Only the records, exactly as written, belong in the answer; pictures do not.

**RECORDS FOR THIS EXERCISE**.
**********
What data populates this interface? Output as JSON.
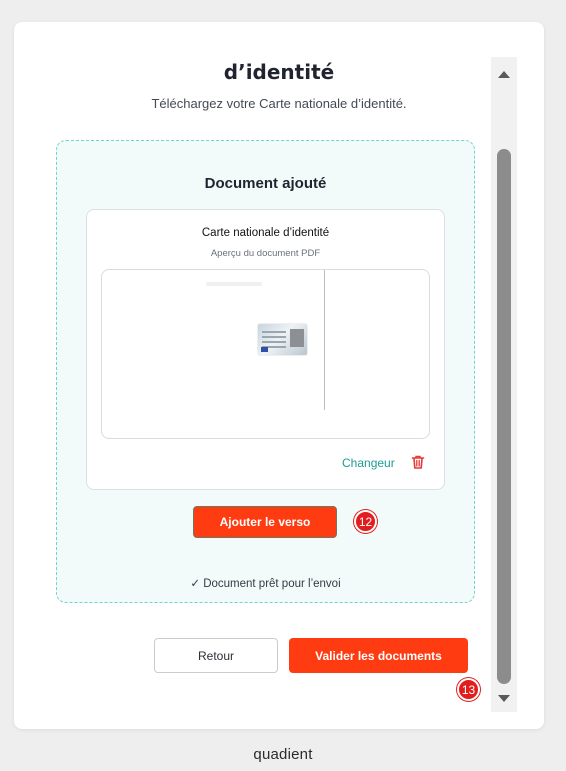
{
  "page": {
    "title": "d’identité",
    "subtitle": "Téléchargez votre Carte nationale d’identité."
  },
  "dropzone": {
    "title": "Document ajouté",
    "document": {
      "name": "Carte nationale d’identité",
      "preview_label": "Aperçu du document PDF",
      "change_label": "Changeur",
      "delete_icon": "trash-icon"
    },
    "add_back_button": "Ajouter le verso",
    "status_text": "✓ Document prêt pour l’envoi"
  },
  "footer": {
    "back_button": "Retour",
    "submit_button": "Valider les documents"
  },
  "annotations": {
    "badge_add_back": "12",
    "badge_scroll": "13"
  },
  "brand": {
    "logo_text": "quadient"
  },
  "colors": {
    "accent": "#ff3b12",
    "link": "#1a9c94",
    "dropzone_border": "#6fd3cf",
    "badge": "#e11d1d"
  }
}
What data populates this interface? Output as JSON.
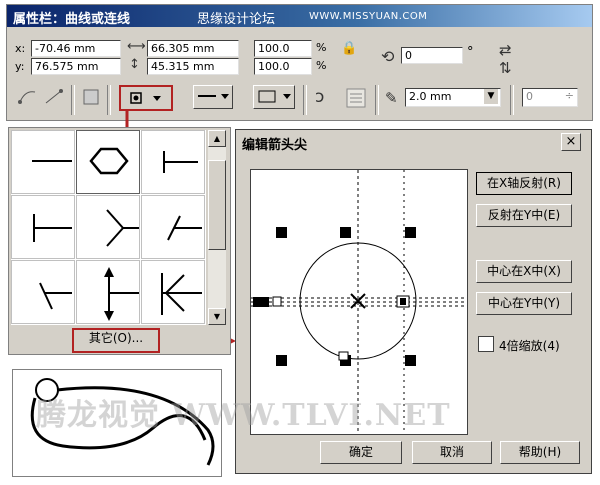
{
  "propbar": {
    "title": "属性栏：曲线或连线",
    "watermark_cn": "思缘设计论坛",
    "watermark_url": "WWW.MISSYUAN.COM",
    "x_label": "x:",
    "x_value": "-70.46 mm",
    "y_label": "y:",
    "y_value": "76.575 mm",
    "width_value": "66.305 mm",
    "height_value": "45.315 mm",
    "scale_x": "100.0",
    "scale_y": "100.0",
    "percent": "%",
    "angle_value": "0",
    "degree": "°",
    "outline_width": "2.0 mm",
    "counter_value": "0",
    "highlight_color": "#b22222"
  },
  "picker": {
    "other_label": "其它(O)..."
  },
  "dialog": {
    "title": "编辑箭头尖",
    "close": "×",
    "btn_mirror_x": "在X轴反射(R)",
    "btn_mirror_y": "反射在Y中(E)",
    "btn_center_x": "中心在X中(X)",
    "btn_center_y": "中心在Y中(Y)",
    "chk_4x": "4倍缩放(4)",
    "ok": "确定",
    "cancel": "取消",
    "help": "帮助(H)"
  },
  "watermark": "腾龙视觉 WWW.TLVI.NET"
}
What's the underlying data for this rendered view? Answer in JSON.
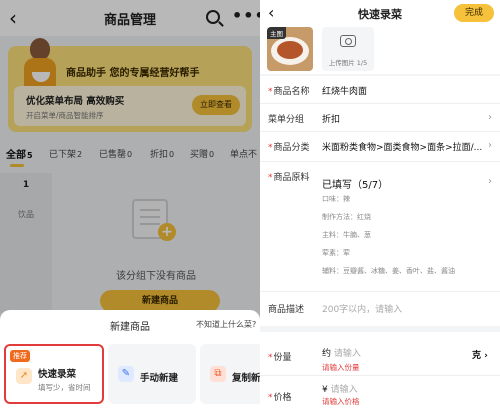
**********
**RESPONSE TO THIS TASK**.
What data populates this interface? Output as JSON.
{
  "page": {
    "title": "d’identité",
    "subtitle": "Téléchargez votre Carte nationale d’identité."
  },
  "dropzone": {
    "title": "Document ajouté",
    "document": {
      "name": "Carte nationale d’identité",
      "preview_label": "Aperçu du document PDF",
      "change_label": "Changeur",
      "delete_icon": "trash-icon"
    },
    "add_back_button": "Ajouter le verso",
    "status_text": "✓ Document prêt pour l’envoi"
  },
  "footer": {
    "back_button": "Retour",
    "submit_button": "Valider les documents"
  },
  "annotations": {
    "badge_add_back": "12",
    "badge_scroll": "13"
  },
  "brand": {
    "logo_text": "quadient"
  },
  "colors": {
    "accent": "#ff3b12",
    "link": "#1a9c94",
    "dropzone_border": "#6fd3cf",
    "badge": "#e11d1d"
  }
}
What data populates this interface? Output as JSON.
{
  "propbar": {
    "title": "属性栏：曲线或连线",
    "watermark_cn": "思缘设计论坛",
    "watermark_url": "WWW.MISSYUAN.COM",
    "x_label": "x:",
    "x_value": "-70.46 mm",
    "y_label": "y:",
    "y_value": "76.575 mm",
    "width_value": "66.305 mm",
    "height_value": "45.315 mm",
    "scale_x": "100.0",
    "scale_y": "100.0",
    "percent": "%",
    "angle_value": "0",
    "degree": "°",
    "outline_width": "2.0 mm",
    "counter_value": "0",
    "highlight_color": "#b22222"
  },
  "picker": {
    "other_label": "其它(O)..."
  },
  "dialog": {
    "title": "编辑箭头尖",
    "close": "×",
    "btn_mirror_x": "在X轴反射(R)",
    "btn_mirror_y": "反射在Y中(E)",
    "btn_center_x": "中心在X中(X)",
    "btn_center_y": "中心在Y中(Y)",
    "chk_4x": "4倍缩放(4)",
    "ok": "确定",
    "cancel": "取消",
    "help": "帮助(H)"
  },
  "watermark": "腾龙视觉 WWW.TLVI.NET"
}
What's the underlying data for this rendered view? Answer in JSON.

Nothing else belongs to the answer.